Indonesian 'Viagra' Has Potent Appeal

JAKARTA, Indonesia -- With the air of a trained librarian, the shopkeeper runs his finger along a shelf stacked with brightly colored packages. Skipping over "Macho Man," his hand comes to rest on a bold red and white sachet, "Kuku Bimal."

"Claw of Bima, yep.
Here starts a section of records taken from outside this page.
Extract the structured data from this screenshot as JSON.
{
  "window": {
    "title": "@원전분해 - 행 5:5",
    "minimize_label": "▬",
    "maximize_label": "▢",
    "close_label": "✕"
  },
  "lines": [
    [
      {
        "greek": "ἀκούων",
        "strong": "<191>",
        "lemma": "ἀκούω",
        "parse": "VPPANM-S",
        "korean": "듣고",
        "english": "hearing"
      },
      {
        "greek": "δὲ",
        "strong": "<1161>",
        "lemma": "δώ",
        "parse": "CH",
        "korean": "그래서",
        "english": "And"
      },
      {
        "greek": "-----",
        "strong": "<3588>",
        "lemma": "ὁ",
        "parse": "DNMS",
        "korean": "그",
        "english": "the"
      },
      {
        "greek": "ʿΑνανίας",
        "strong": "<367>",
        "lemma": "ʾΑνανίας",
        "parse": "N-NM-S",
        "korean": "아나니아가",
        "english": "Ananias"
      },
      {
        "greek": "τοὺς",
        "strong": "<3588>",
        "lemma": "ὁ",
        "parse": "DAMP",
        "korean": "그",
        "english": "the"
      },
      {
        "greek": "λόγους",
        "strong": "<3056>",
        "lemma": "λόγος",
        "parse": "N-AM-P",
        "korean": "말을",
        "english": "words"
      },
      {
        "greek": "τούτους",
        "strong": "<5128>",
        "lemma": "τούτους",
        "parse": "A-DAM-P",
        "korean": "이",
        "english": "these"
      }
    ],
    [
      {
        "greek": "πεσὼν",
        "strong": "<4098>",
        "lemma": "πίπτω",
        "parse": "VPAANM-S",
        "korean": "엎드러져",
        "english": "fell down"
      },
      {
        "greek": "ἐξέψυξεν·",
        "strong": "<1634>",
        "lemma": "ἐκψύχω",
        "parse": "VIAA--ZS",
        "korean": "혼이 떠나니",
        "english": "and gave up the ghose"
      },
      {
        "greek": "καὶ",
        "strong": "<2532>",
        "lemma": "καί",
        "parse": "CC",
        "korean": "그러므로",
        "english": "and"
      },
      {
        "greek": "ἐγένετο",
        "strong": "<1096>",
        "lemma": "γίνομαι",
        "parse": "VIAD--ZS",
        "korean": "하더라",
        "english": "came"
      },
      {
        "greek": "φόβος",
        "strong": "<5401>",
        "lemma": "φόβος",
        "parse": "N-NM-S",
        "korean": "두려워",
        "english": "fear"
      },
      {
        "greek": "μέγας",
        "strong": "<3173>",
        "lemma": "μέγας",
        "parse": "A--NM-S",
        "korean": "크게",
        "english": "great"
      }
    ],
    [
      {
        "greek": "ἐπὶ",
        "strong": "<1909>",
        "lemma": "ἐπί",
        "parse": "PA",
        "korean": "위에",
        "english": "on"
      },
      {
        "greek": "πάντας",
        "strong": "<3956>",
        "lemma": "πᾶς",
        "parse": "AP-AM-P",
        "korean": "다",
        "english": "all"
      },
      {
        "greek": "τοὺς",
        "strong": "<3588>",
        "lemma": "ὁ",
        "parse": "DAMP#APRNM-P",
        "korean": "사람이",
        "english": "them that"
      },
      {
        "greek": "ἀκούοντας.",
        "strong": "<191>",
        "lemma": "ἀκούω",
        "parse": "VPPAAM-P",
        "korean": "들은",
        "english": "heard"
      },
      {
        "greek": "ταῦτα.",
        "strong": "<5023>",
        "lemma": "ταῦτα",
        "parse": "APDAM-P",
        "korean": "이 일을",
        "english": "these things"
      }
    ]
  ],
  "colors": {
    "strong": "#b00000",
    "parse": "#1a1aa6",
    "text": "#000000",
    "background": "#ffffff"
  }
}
That's the one," says Ibrahim, a Jakarta taxi driver, handing over 2,500 rupiah ($0.30) for a dose of Indonesia's herbal "Viagra." This is one of a vast array of products helping elevate the ancient Javanese art of herbal medicine from the housewife's kitchen to the corporate boardroom.
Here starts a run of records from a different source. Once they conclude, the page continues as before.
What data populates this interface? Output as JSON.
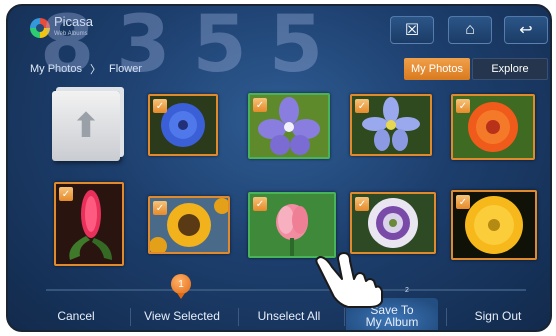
{
  "watermark": "8355",
  "app": {
    "logo_name": "Picasa",
    "logo_sub": "Web Albums"
  },
  "header": {
    "icons": [
      "gallery-settings-icon",
      "home-icon",
      "return-icon"
    ],
    "glyphs": {
      "settings": "☒",
      "home": "⌂",
      "back": "↩"
    }
  },
  "breadcrumb": {
    "root": "My Photos",
    "separator": "〉",
    "current": "Flower"
  },
  "tabs": {
    "active": "My Photos",
    "other": "Explore"
  },
  "grid": {
    "up_glyph": "⬆",
    "check_glyph": "✓",
    "photos": [
      {
        "name": "blue-cornflower",
        "selected": true
      },
      {
        "name": "purple-periwinkle",
        "selected": true
      },
      {
        "name": "blue-anemone",
        "selected": true
      },
      {
        "name": "orange-zinnia",
        "selected": true
      },
      {
        "name": "red-ginger",
        "selected": true
      },
      {
        "name": "sunflower",
        "selected": true
      },
      {
        "name": "pink-tulip",
        "selected": true
      },
      {
        "name": "passion-flower",
        "selected": true
      },
      {
        "name": "yellow-poppy",
        "selected": true
      }
    ]
  },
  "pager": {
    "current": "1",
    "next": "2"
  },
  "bottom_bar": {
    "cancel": "Cancel",
    "view_selected": "View Selected",
    "unselect_all": "Unselect All",
    "save_line1": "Save To",
    "save_line2": "My Album",
    "sign_out": "Sign Out"
  },
  "colors": {
    "accent": "#e08a2c",
    "selected_border": "#49b35a",
    "background": "#1d3f6e"
  }
}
Wearing the skullcap of a Muslim believer, Ibrahim extols the virtues of the silicone-coated capsules bearing the effigy of a mythical Hindu superhero.

"Helps with erectile dysfunction, premature ejaculation, improves vitality, stamina, libido and fertility," reads the label on the drug, named for the wickedly curved thumbnail of Bima, a hero of the epic Mahabharata.
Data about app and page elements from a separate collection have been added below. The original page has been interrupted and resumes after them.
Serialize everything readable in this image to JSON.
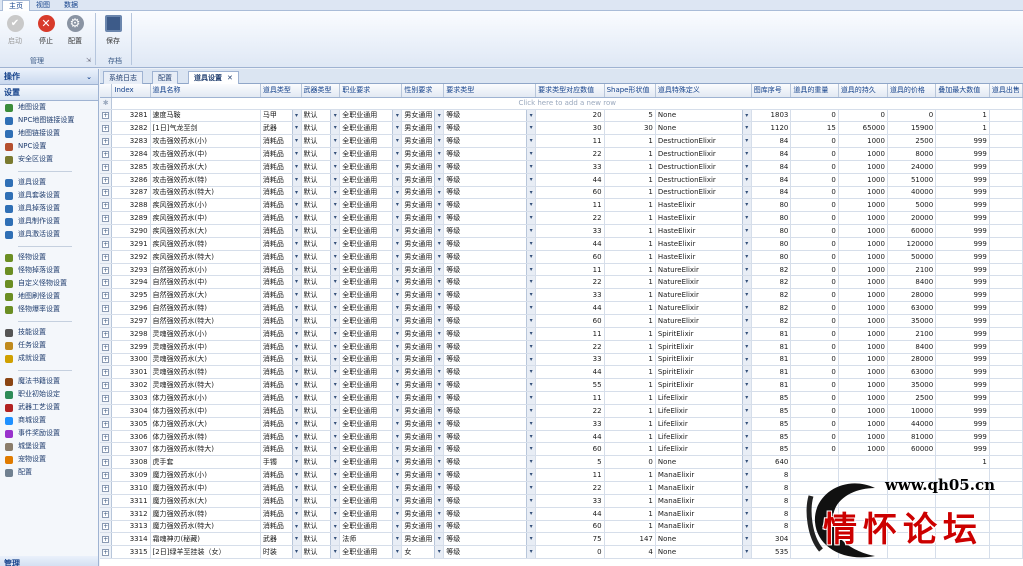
{
  "ribbon": {
    "tabs": [
      "主页",
      "视图",
      "数据"
    ],
    "buttons": {
      "start": "启动",
      "stop": "停止",
      "config": "配置",
      "save": "保存"
    },
    "groups": {
      "manage": "管理",
      "archive": "存档"
    }
  },
  "nav": {
    "ops_header": "操作",
    "settings_header": "设置",
    "bottom_header": "管理",
    "items": [
      {
        "label": "地图设置",
        "icon": "map-icon"
      },
      {
        "label": "NPC地图链接设置",
        "icon": "link-icon"
      },
      {
        "label": "地图链接设置",
        "icon": "link-icon"
      },
      {
        "label": "NPC设置",
        "icon": "person-icon"
      },
      {
        "label": "安全区设置",
        "icon": "shield-icon"
      },
      {
        "sep": true
      },
      {
        "label": "道具设置",
        "icon": "box-icon"
      },
      {
        "label": "道具套装设置",
        "icon": "box-icon"
      },
      {
        "label": "道具掉落设置",
        "icon": "box-icon"
      },
      {
        "label": "道具制作设置",
        "icon": "box-icon"
      },
      {
        "label": "道具激活设置",
        "icon": "box-icon"
      },
      {
        "sep": true
      },
      {
        "label": "怪物设置",
        "icon": "monster-icon"
      },
      {
        "label": "怪物掉落设置",
        "icon": "monster-icon"
      },
      {
        "label": "自定义怪物设置",
        "icon": "monster-icon"
      },
      {
        "label": "地图刷怪设置",
        "icon": "monster-icon"
      },
      {
        "label": "怪物爆率设置",
        "icon": "monster-icon"
      },
      {
        "sep": true
      },
      {
        "label": "技能设置",
        "icon": "skill-icon"
      },
      {
        "label": "任务设置",
        "icon": "quest-icon"
      },
      {
        "label": "成就设置",
        "icon": "trophy-icon"
      },
      {
        "sep": true
      },
      {
        "label": "魔法书籍设置",
        "icon": "book-icon"
      },
      {
        "label": "职业初始设定",
        "icon": "class-icon"
      },
      {
        "label": "武器工艺设置",
        "icon": "weapon-icon"
      },
      {
        "label": "商城设置",
        "icon": "shop-icon"
      },
      {
        "label": "事件奖励设置",
        "icon": "event-icon"
      },
      {
        "label": "城堡设置",
        "icon": "castle-icon"
      },
      {
        "label": "宠物设置",
        "icon": "pet-icon"
      },
      {
        "label": "配置",
        "icon": "gear-icon"
      }
    ]
  },
  "doc_tabs": [
    "系统日志",
    "配置",
    "道具设置"
  ],
  "grid": {
    "columns": [
      "Index",
      "道具名称",
      "道具类型",
      "武器类型",
      "职业要求",
      "性别要求",
      "要求类型",
      "要求类型对应数值",
      "Shape形状值",
      "道具特殊定义",
      "图库序号",
      "道具的重量",
      "道具的持久",
      "道具的价格",
      "叠加最大数值",
      "道具出售"
    ],
    "new_row_hint": "Click here to add a new row",
    "rows": [
      [
        "3281",
        "速度马鞍",
        "马甲",
        "默认",
        "全职业通用",
        "男女通用",
        "等级",
        "20",
        "5",
        "None",
        "1803",
        "0",
        "0",
        "0",
        "1"
      ],
      [
        "3282",
        "[1日]气龙至剑",
        "武器",
        "默认",
        "全职业通用",
        "男女通用",
        "等级",
        "30",
        "30",
        "None",
        "1120",
        "15",
        "65000",
        "15900",
        "1"
      ],
      [
        "3283",
        "攻击强效药水(小)",
        "消耗品",
        "默认",
        "全职业通用",
        "男女通用",
        "等级",
        "11",
        "1",
        "DestructionElixir",
        "84",
        "0",
        "1000",
        "2500",
        "999"
      ],
      [
        "3284",
        "攻击强效药水(中)",
        "消耗品",
        "默认",
        "全职业通用",
        "男女通用",
        "等级",
        "22",
        "1",
        "DestructionElixir",
        "84",
        "0",
        "1000",
        "8000",
        "999"
      ],
      [
        "3285",
        "攻击强效药水(大)",
        "消耗品",
        "默认",
        "全职业通用",
        "男女通用",
        "等级",
        "33",
        "1",
        "DestructionElixir",
        "84",
        "0",
        "1000",
        "24000",
        "999"
      ],
      [
        "3286",
        "攻击强效药水(特)",
        "消耗品",
        "默认",
        "全职业通用",
        "男女通用",
        "等级",
        "44",
        "1",
        "DestructionElixir",
        "84",
        "0",
        "1000",
        "51000",
        "999"
      ],
      [
        "3287",
        "攻击强效药水(特大)",
        "消耗品",
        "默认",
        "全职业通用",
        "男女通用",
        "等级",
        "60",
        "1",
        "DestructionElixir",
        "84",
        "0",
        "1000",
        "40000",
        "999"
      ],
      [
        "3288",
        "疾风强效药水(小)",
        "消耗品",
        "默认",
        "全职业通用",
        "男女通用",
        "等级",
        "11",
        "1",
        "HasteElixir",
        "80",
        "0",
        "1000",
        "5000",
        "999"
      ],
      [
        "3289",
        "疾风强效药水(中)",
        "消耗品",
        "默认",
        "全职业通用",
        "男女通用",
        "等级",
        "22",
        "1",
        "HasteElixir",
        "80",
        "0",
        "1000",
        "20000",
        "999"
      ],
      [
        "3290",
        "疾风强效药水(大)",
        "消耗品",
        "默认",
        "全职业通用",
        "男女通用",
        "等级",
        "33",
        "1",
        "HasteElixir",
        "80",
        "0",
        "1000",
        "60000",
        "999"
      ],
      [
        "3291",
        "疾风强效药水(特)",
        "消耗品",
        "默认",
        "全职业通用",
        "男女通用",
        "等级",
        "44",
        "1",
        "HasteElixir",
        "80",
        "0",
        "1000",
        "120000",
        "999"
      ],
      [
        "3292",
        "疾风强效药水(特大)",
        "消耗品",
        "默认",
        "全职业通用",
        "男女通用",
        "等级",
        "60",
        "1",
        "HasteElixir",
        "80",
        "0",
        "1000",
        "50000",
        "999"
      ],
      [
        "3293",
        "自然强效药水(小)",
        "消耗品",
        "默认",
        "全职业通用",
        "男女通用",
        "等级",
        "11",
        "1",
        "NatureElixir",
        "82",
        "0",
        "1000",
        "2100",
        "999"
      ],
      [
        "3294",
        "自然强效药水(中)",
        "消耗品",
        "默认",
        "全职业通用",
        "男女通用",
        "等级",
        "22",
        "1",
        "NatureElixir",
        "82",
        "0",
        "1000",
        "8400",
        "999"
      ],
      [
        "3295",
        "自然强效药水(大)",
        "消耗品",
        "默认",
        "全职业通用",
        "男女通用",
        "等级",
        "33",
        "1",
        "NatureElixir",
        "82",
        "0",
        "1000",
        "28000",
        "999"
      ],
      [
        "3296",
        "自然强效药水(特)",
        "消耗品",
        "默认",
        "全职业通用",
        "男女通用",
        "等级",
        "44",
        "1",
        "NatureElixir",
        "82",
        "0",
        "1000",
        "63000",
        "999"
      ],
      [
        "3297",
        "自然强效药水(特大)",
        "消耗品",
        "默认",
        "全职业通用",
        "男女通用",
        "等级",
        "60",
        "1",
        "NatureElixir",
        "82",
        "0",
        "1000",
        "35000",
        "999"
      ],
      [
        "3298",
        "灵魂强效药水(小)",
        "消耗品",
        "默认",
        "全职业通用",
        "男女通用",
        "等级",
        "11",
        "1",
        "SpiritElixir",
        "81",
        "0",
        "1000",
        "2100",
        "999"
      ],
      [
        "3299",
        "灵魂强效药水(中)",
        "消耗品",
        "默认",
        "全职业通用",
        "男女通用",
        "等级",
        "22",
        "1",
        "SpiritElixir",
        "81",
        "0",
        "1000",
        "8400",
        "999"
      ],
      [
        "3300",
        "灵魂强效药水(大)",
        "消耗品",
        "默认",
        "全职业通用",
        "男女通用",
        "等级",
        "33",
        "1",
        "SpiritElixir",
        "81",
        "0",
        "1000",
        "28000",
        "999"
      ],
      [
        "3301",
        "灵魂强效药水(特)",
        "消耗品",
        "默认",
        "全职业通用",
        "男女通用",
        "等级",
        "44",
        "1",
        "SpiritElixir",
        "81",
        "0",
        "1000",
        "63000",
        "999"
      ],
      [
        "3302",
        "灵魂强效药水(特大)",
        "消耗品",
        "默认",
        "全职业通用",
        "男女通用",
        "等级",
        "55",
        "1",
        "SpiritElixir",
        "81",
        "0",
        "1000",
        "35000",
        "999"
      ],
      [
        "3303",
        "体力强效药水(小)",
        "消耗品",
        "默认",
        "全职业通用",
        "男女通用",
        "等级",
        "11",
        "1",
        "LifeElixir",
        "85",
        "0",
        "1000",
        "2500",
        "999"
      ],
      [
        "3304",
        "体力强效药水(中)",
        "消耗品",
        "默认",
        "全职业通用",
        "男女通用",
        "等级",
        "22",
        "1",
        "LifeElixir",
        "85",
        "0",
        "1000",
        "10000",
        "999"
      ],
      [
        "3305",
        "体力强效药水(大)",
        "消耗品",
        "默认",
        "全职业通用",
        "男女通用",
        "等级",
        "33",
        "1",
        "LifeElixir",
        "85",
        "0",
        "1000",
        "44000",
        "999"
      ],
      [
        "3306",
        "体力强效药水(特)",
        "消耗品",
        "默认",
        "全职业通用",
        "男女通用",
        "等级",
        "44",
        "1",
        "LifeElixir",
        "85",
        "0",
        "1000",
        "81000",
        "999"
      ],
      [
        "3307",
        "体力强效药水(特大)",
        "消耗品",
        "默认",
        "全职业通用",
        "男女通用",
        "等级",
        "60",
        "1",
        "LifeElixir",
        "85",
        "0",
        "1000",
        "60000",
        "999"
      ],
      [
        "3308",
        "虎手套",
        "手镯",
        "默认",
        "全职业通用",
        "男女通用",
        "等级",
        "5",
        "0",
        "None",
        "640",
        "",
        "",
        "",
        "1"
      ],
      [
        "3309",
        "魔力强效药水(小)",
        "消耗品",
        "默认",
        "全职业通用",
        "男女通用",
        "等级",
        "11",
        "1",
        "ManaElixir",
        "8",
        "",
        "",
        "",
        ""
      ],
      [
        "3310",
        "魔力强效药水(中)",
        "消耗品",
        "默认",
        "全职业通用",
        "男女通用",
        "等级",
        "22",
        "1",
        "ManaElixir",
        "8",
        "",
        "",
        "",
        ""
      ],
      [
        "3311",
        "魔力强效药水(大)",
        "消耗品",
        "默认",
        "全职业通用",
        "男女通用",
        "等级",
        "33",
        "1",
        "ManaElixir",
        "8",
        "",
        "",
        "",
        ""
      ],
      [
        "3312",
        "魔力强效药水(特)",
        "消耗品",
        "默认",
        "全职业通用",
        "男女通用",
        "等级",
        "44",
        "1",
        "ManaElixir",
        "8",
        "",
        "",
        "",
        ""
      ],
      [
        "3313",
        "魔力强效药水(特大)",
        "消耗品",
        "默认",
        "全职业通用",
        "男女通用",
        "等级",
        "60",
        "1",
        "ManaElixir",
        "8",
        "",
        "",
        "",
        ""
      ],
      [
        "3314",
        "霜魂神刃(秘藏)",
        "武器",
        "默认",
        "法师",
        "男女通用",
        "等级",
        "75",
        "147",
        "None",
        "304",
        "",
        "",
        "",
        ""
      ],
      [
        "3315",
        "[2日]绿羊至挂装（女）",
        "时装",
        "默认",
        "全职业通用",
        "女",
        "等级",
        "0",
        "4",
        "None",
        "535",
        "",
        "",
        "",
        ""
      ]
    ]
  },
  "watermark": {
    "url": "www.qh05.cn",
    "brand": "情怀论坛"
  }
}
As Ibrahim leaves the wooden kiosk, a young man in jeans and black T-shirt asks for a packet of "Rhino Horn," named not for its contents but for the effect the mixture of natural extracts is reputed to have on a man's sexual prowess.

Across Indonesia, people of both sexes are turning to jamu, or traditional plant-based medicine, for health as well as to enhance sexual potency and physical appeal.

Indeed, the world's most populous Muslim nation ranks second only to South Korea in Asia in the importance its people place on sex, says a survey published last year by global pharmaceutical giant Pfizer.

All that might appear at odds with perceptions in the West that Indonesia is a conservative Muslim country, even though women in tight jeans and tank tops are almost as much in evidence on the streets of Jakarta as in Bangkok.

Jamu was once the domain of housewives and village medicine men. It now ranges from vitamins and minerals to skin creams, hair growth tonics, breast enlargers and slimming potions.

Ruslan said estimated annual sales of jamu in Indonesia were $200 million in 2002, up 10 percent on the previous year.

Not everyone is happy. The Justice Ministry, in consultation with Muslim leaders and experts in Islamic sharia law, is trying to tighten up Indonesia's fairly relaxed attitudes to sex, drafting rules that could outlaw sex before marriage, living together outside wedlock and homosexuality.

Jamu has now become a multimillion-dollar industry, replete with glitzy television advertising spots rivaling those of Western cosmetics firms. It is sold everywhere from small kiosks to chic department stores and supermarkets.

Health Ministry data show the number of jamu manufacturers grew 16 percent between 2000 and 2002.